Output every entry exactly as given.

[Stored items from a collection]
========================
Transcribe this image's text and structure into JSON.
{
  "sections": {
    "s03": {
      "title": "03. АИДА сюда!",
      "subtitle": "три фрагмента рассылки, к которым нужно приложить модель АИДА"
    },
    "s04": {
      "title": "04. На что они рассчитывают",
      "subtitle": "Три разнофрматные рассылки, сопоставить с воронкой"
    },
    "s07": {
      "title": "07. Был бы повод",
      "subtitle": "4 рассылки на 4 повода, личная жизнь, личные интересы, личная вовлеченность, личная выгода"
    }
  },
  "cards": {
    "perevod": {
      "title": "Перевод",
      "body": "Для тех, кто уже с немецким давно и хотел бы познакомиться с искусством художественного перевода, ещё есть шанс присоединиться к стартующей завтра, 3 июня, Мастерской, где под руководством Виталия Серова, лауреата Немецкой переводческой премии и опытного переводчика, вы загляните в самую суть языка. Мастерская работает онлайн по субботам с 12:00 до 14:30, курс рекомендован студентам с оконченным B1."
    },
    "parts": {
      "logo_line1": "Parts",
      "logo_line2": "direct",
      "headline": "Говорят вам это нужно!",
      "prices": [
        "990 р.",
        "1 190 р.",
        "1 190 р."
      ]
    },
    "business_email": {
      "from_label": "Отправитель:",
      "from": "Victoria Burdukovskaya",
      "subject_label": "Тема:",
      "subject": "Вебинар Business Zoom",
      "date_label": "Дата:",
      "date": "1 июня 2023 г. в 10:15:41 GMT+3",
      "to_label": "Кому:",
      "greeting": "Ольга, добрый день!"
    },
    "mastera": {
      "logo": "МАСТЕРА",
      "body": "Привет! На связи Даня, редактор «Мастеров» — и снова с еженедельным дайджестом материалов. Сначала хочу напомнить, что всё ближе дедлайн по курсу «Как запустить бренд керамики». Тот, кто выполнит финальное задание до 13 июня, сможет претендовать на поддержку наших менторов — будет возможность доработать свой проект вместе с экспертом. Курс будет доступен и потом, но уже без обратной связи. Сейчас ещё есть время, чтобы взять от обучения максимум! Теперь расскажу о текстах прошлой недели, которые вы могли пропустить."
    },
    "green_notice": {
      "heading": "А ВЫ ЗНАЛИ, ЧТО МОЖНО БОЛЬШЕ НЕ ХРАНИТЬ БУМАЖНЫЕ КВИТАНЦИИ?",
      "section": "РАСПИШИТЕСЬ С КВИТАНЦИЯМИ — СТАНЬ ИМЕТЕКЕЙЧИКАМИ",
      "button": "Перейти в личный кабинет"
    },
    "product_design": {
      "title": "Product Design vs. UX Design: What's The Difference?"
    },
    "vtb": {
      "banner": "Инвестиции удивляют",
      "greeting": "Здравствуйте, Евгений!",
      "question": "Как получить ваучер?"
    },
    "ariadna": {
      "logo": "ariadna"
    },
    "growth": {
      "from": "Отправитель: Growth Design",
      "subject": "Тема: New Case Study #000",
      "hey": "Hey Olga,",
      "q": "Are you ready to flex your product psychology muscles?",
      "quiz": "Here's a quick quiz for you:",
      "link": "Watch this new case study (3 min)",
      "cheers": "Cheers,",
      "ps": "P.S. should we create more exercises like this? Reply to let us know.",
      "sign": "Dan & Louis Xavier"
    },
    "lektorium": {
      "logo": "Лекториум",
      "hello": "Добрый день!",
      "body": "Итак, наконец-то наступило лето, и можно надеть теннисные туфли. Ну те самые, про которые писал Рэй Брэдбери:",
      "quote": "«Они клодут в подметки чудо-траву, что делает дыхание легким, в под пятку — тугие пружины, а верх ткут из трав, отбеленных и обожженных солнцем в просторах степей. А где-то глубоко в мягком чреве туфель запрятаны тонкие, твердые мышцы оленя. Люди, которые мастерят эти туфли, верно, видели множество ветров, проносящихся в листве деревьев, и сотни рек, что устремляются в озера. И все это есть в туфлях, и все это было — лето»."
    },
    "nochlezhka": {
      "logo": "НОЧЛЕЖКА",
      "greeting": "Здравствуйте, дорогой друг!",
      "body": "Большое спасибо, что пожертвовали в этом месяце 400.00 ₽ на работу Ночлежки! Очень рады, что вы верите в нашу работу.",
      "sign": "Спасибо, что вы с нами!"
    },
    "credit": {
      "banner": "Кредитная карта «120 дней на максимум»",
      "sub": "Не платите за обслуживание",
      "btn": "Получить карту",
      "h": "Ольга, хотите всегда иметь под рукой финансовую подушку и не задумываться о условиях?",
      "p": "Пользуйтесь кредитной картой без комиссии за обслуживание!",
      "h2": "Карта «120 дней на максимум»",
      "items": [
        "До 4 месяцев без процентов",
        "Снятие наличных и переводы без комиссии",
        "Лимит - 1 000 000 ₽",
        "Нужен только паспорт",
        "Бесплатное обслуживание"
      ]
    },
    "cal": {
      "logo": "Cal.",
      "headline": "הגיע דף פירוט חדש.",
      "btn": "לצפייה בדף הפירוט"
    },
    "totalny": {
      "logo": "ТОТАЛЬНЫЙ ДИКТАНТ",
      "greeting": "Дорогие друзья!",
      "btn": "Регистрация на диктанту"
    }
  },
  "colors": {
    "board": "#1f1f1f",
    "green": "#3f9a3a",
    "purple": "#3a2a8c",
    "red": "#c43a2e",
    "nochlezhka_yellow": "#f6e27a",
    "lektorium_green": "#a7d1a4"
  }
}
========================
■ RESPONSE TO THE EXERCISE
Transcribe this image's text and structure into JSON.
{
  "sections": {
    "s03": {
      "title": "03. АИДА сюда!",
      "subtitle": "три фрагмента рассылки, к которым нужно приложить модель АИДА"
    },
    "s04": {
      "title": "04. На что они рассчитывают",
      "subtitle": "Три разнофрматные рассылки, сопоставить с воронкой"
    },
    "s07": {
      "title": "07. Был бы повод",
      "subtitle": "4 рассылки на 4 повода, личная жизнь, личные интересы, личная вовлеченность, личная выгода"
    }
  },
  "cards": {
    "perevod": {
      "title": "Перевод",
      "body": "Для тех, кто уже с немецким давно и хотел бы познакомиться с искусством художественного перевода, ещё есть шанс присоединиться к стартующей завтра, 3 июня, Мастерской, где под руководством Виталия Серова, лауреата Немецкой переводческой премии и опытного переводчика, вы загляните в самую суть языка. Мастерская работает онлайн по субботам с 12:00 до 14:30, курс рекомендован студентам с оконченным B1."
    },
    "parts": {
      "logo_line1": "Parts",
      "logo_line2": "direct",
      "headline": "Говорят вам это нужно!",
      "prices": [
        "990 р.",
        "1 190 р.",
        "1 190 р."
      ]
    },
    "business_email": {
      "from_label": "Отправитель:",
      "from": "Victoria Burdukovskaya",
      "subject_label": "Тема:",
      "subject": "Вебинар Business Zoom",
      "date_label": "Дата:",
      "date": "1 июня 2023 г. в 10:15:41 GMT+3",
      "to_label": "Кому:",
      "greeting": "Ольга, добрый день!"
    },
    "mastera": {
      "logo": "МАСТЕРА",
      "body": "Привет! На связи Даня, редактор «Мастеров» — и снова с еженедельным дайджестом материалов. Сначала хочу напомнить, что всё ближе дедлайн по курсу «Как запустить бренд керамики». Тот, кто выполнит финальное задание до 13 июня, сможет претендовать на поддержку наших менторов — будет возможность доработать свой проект вместе с экспертом. Курс будет доступен и потом, но уже без обратной связи. Сейчас ещё есть время, чтобы взять от обучения максимум! Теперь расскажу о текстах прошлой недели, которые вы могли пропустить."
    },
    "green_notice": {
      "heading": "А ВЫ ЗНАЛИ, ЧТО МОЖНО БОЛЬШЕ НЕ ХРАНИТЬ БУМАЖНЫЕ КВИТАНЦИИ?",
      "section": "РАСПИШИТЕСЬ С КВИТАНЦИЯМИ — СТАНЬ ИМЕТЕКЕЙЧИКАМИ",
      "button": "Перейти в личный кабинет"
    },
    "product_design": {
      "title": "Product Design vs. UX Design: What's The Difference?"
    },
    "vtb": {
      "banner": "Инвестиции удивляют",
      "greeting": "Здравствуйте, Евгений!",
      "question": "Как получить ваучер?"
    },
    "ariadna": {
      "logo": "ariadna"
    },
    "growth": {
      "from": "Отправитель: Growth Design",
      "subject": "Тема: New Case Study #000",
      "hey": "Hey Olga,",
      "q": "Are you ready to flex your product psychology muscles?",
      "quiz": "Here's a quick quiz for you:",
      "link": "Watch this new case study (3 min)",
      "cheers": "Cheers,",
      "ps": "P.S. should we create more exercises like this? Reply to let us know.",
      "sign": "Dan & Louis Xavier"
    },
    "lektorium": {
      "logo": "Лекториум",
      "hello": "Добрый день!",
      "body": "Итак, наконец-то наступило лето, и можно надеть теннисные туфли. Ну те самые, про которые писал Рэй Брэдбери:",
      "quote": "«Они клодут в подметки чудо-траву, что делает дыхание легким, в под пятку — тугие пружины, а верх ткут из трав, отбеленных и обожженных солнцем в просторах степей. А где-то глубоко в мягком чреве туфель запрятаны тонкие, твердые мышцы оленя. Люди, которые мастерят эти туфли, верно, видели множество ветров, проносящихся в листве деревьев, и сотни рек, что устремляются в озера. И все это есть в туфлях, и все это было — лето»."
    },
    "nochlezhka": {
      "logo": "НОЧЛЕЖКА",
      "greeting": "Здравствуйте, дорогой друг!",
      "body": "Большое спасибо, что пожертвовали в этом месяце 400.00 ₽ на работу Ночлежки! Очень рады, что вы верите в нашу работу.",
      "sign": "Спасибо, что вы с нами!"
    },
    "credit": {
      "banner": "Кредитная карта «120 дней на максимум»",
      "sub": "Не платите за обслуживание",
      "btn": "Получить карту",
      "h": "Ольга, хотите всегда иметь под рукой финансовую подушку и не задумываться о условиях?",
      "p": "Пользуйтесь кредитной картой без комиссии за обслуживание!",
      "h2": "Карта «120 дней на максимум»",
      "items": [
        "До 4 месяцев без процентов",
        "Снятие наличных и переводы без комиссии",
        "Лимит - 1 000 000 ₽",
        "Нужен только паспорт",
        "Бесплатное обслуживание"
      ]
    },
    "cal": {
      "logo": "Cal.",
      "headline": "הגיע דף פירוט חדש.",
      "btn": "לצפייה בדף הפירוט"
    },
    "totalny": {
      "logo": "ТОТАЛЬНЫЙ ДИКТАНТ",
      "greeting": "Дорогие друзья!",
      "btn": "Регистрация на диктанту"
    }
  },
  "colors": {
    "board": "#1f1f1f",
    "green": "#3f9a3a",
    "purple": "#3a2a8c",
    "red": "#c43a2e",
    "nochlezhka_yellow": "#f6e27a",
    "lektorium_green": "#a7d1a4"
  }
}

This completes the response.